This task calls for copying every line in the data below that contains the word "灵山问道中".

▼

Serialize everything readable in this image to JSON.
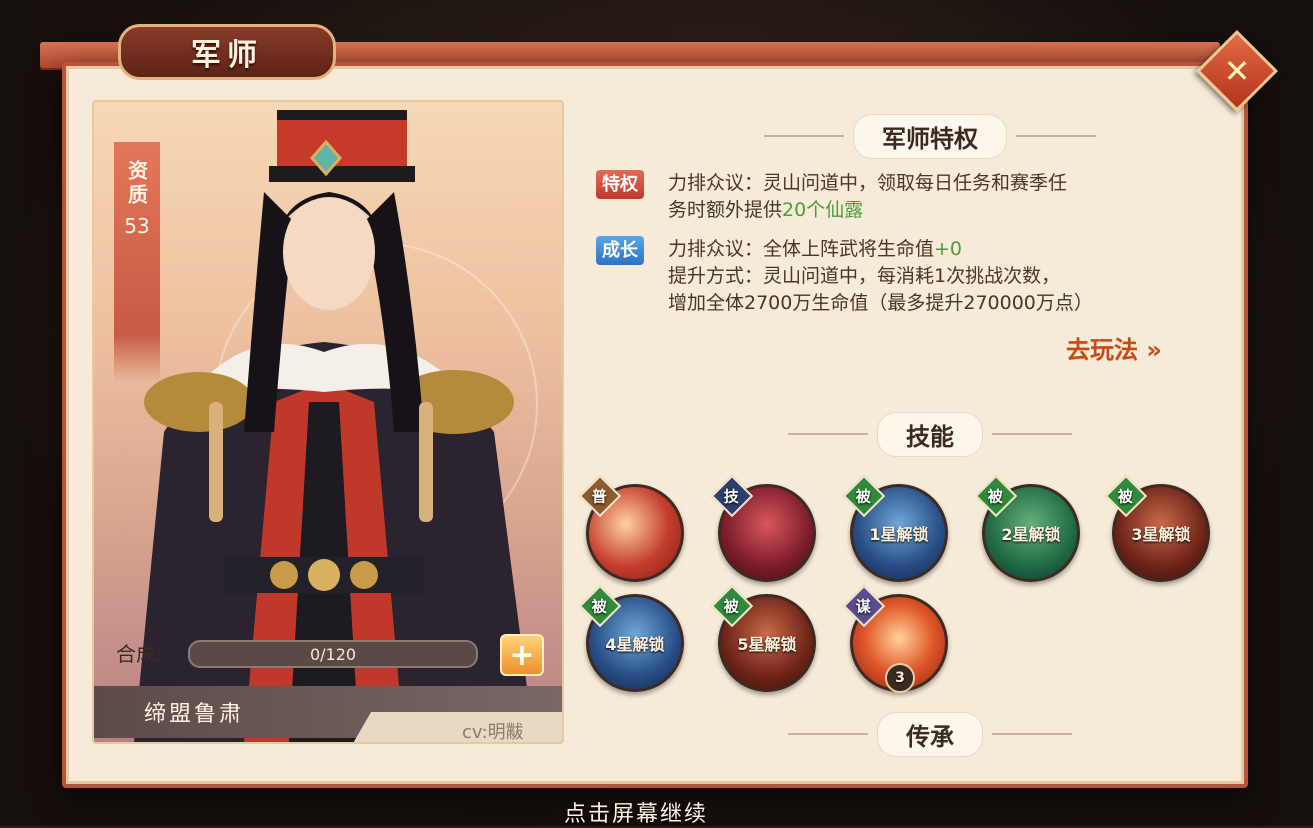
{
  "window": {
    "title": "军师",
    "close_icon": "close-icon"
  },
  "portrait": {
    "aptitude_label": "资质",
    "aptitude_value": "53",
    "synth_label": "合成:",
    "synth_progress": "0/120",
    "synth_plus": "+",
    "hero_name": "缔盟鲁肃",
    "cv": "cv:明黻"
  },
  "privilege": {
    "section_title": "军师特权",
    "special_badge": "特权",
    "special_text_1": "力排众议：灵山问道中，领取每日任务和赛季任",
    "special_text_2": "务时额外提供",
    "special_highlight": "20个仙露",
    "growth_badge": "成长",
    "growth_text_1": "力排众议：全体上阵武将生命值",
    "growth_highlight": "+0",
    "growth_text_2": "提升方式：灵山问道中，每消耗1次挑战次数，",
    "growth_text_3": "增加全体2700万生命值（最多提升270000万点）",
    "goto_label": "去玩法"
  },
  "skills": {
    "section_title": "技能",
    "items": [
      {
        "tag": "普",
        "label": ""
      },
      {
        "tag": "技",
        "label": ""
      },
      {
        "tag": "被",
        "label": "1星解锁"
      },
      {
        "tag": "被",
        "label": "2星解锁"
      },
      {
        "tag": "被",
        "label": "3星解锁"
      },
      {
        "tag": "被",
        "label": "4星解锁"
      },
      {
        "tag": "被",
        "label": "5星解锁"
      },
      {
        "tag": "谋",
        "label": "",
        "level": "3"
      }
    ]
  },
  "inherit": {
    "section_title": "传承"
  },
  "footer": {
    "continue_text": "点击屏幕继续"
  },
  "colors": {
    "accent": "#b5533b",
    "panel": "#f6ead8",
    "highlight_green": "#4d9b3a"
  }
}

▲

> Solution for this exercise:
    "special_text_1": "力排众议：灵山问道中，领取每日任务和赛季任",
    "growth_text_2": "提升方式：灵山问道中，每消耗1次挑战次数，",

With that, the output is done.